During the 18th Century London was the focal point for wallpaper production in the country. The Little Greene wallpaper collections combine some of the most beautiful and timeless wallpaper designs,and many of the designs have a provenance tracing them back to the address of the original house, sometimes even a specific room, in which it was discovered.
During the Georgian Period paper and print making methods were still a hand made process, however a divergence of creative print effects began to emerge. 'Flocking' was used to create textured wall coverings, often reproductions of damask fabrics woven by French Huguenot weavers who emigrated to London during this time, and a cheaper alternative called 'mock flock' also arose. This was used to achieve the look of a flock paper, without the texture, by using a carefully considered print colour on the same design. Flock papers were an English speciality, wall coverings that imitated the expensive Spitalfield Silks of the day, however they were expensive to produce and a bold statement of luxury and social status. Albermarle Street c.1760, Wilton c.1760, Cranford c.1765 and Soho Square c.1775 are examples of this mid 18th Century style.

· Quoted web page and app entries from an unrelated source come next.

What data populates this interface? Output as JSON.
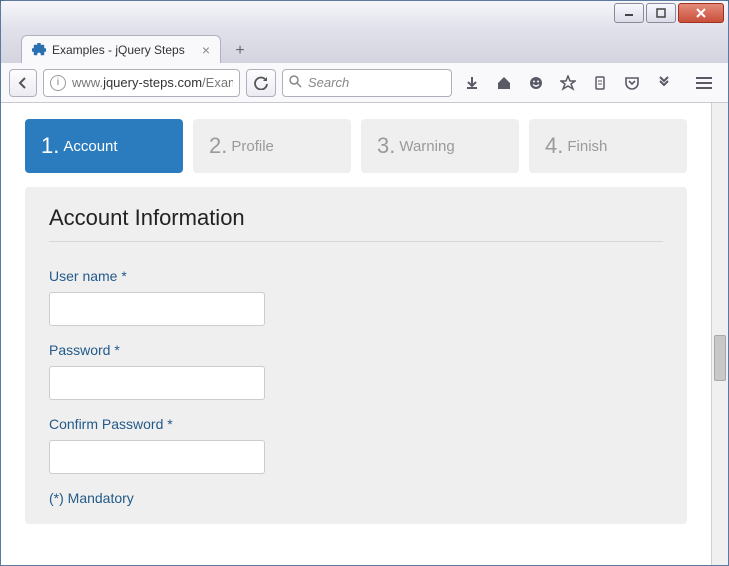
{
  "window": {
    "tab_title": "Examples - jQuery Steps"
  },
  "toolbar": {
    "url_prefix": "www.",
    "url_domain": "jquery-steps.com",
    "url_path": "/Example",
    "search_placeholder": "Search"
  },
  "wizard": {
    "steps": [
      {
        "num": "1.",
        "label": "Account",
        "active": true
      },
      {
        "num": "2.",
        "label": "Profile",
        "active": false
      },
      {
        "num": "3.",
        "label": "Warning",
        "active": false
      },
      {
        "num": "4.",
        "label": "Finish",
        "active": false
      }
    ],
    "panel_title": "Account Information",
    "fields": {
      "username_label": "User name *",
      "username_value": "",
      "password_label": "Password *",
      "password_value": "",
      "confirm_label": "Confirm Password *",
      "confirm_value": ""
    },
    "mandatory_note": "(*) Mandatory"
  }
}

Striped papers became more popular in the Regency Era (1795-1837), as the use of trough printing became more widespread. Maddox Street c.1810 is a classic Regency stripe, whilst Lauderdale c.1820 is a variation of a striped theme, resulting from stencilling in situ rather than block printing.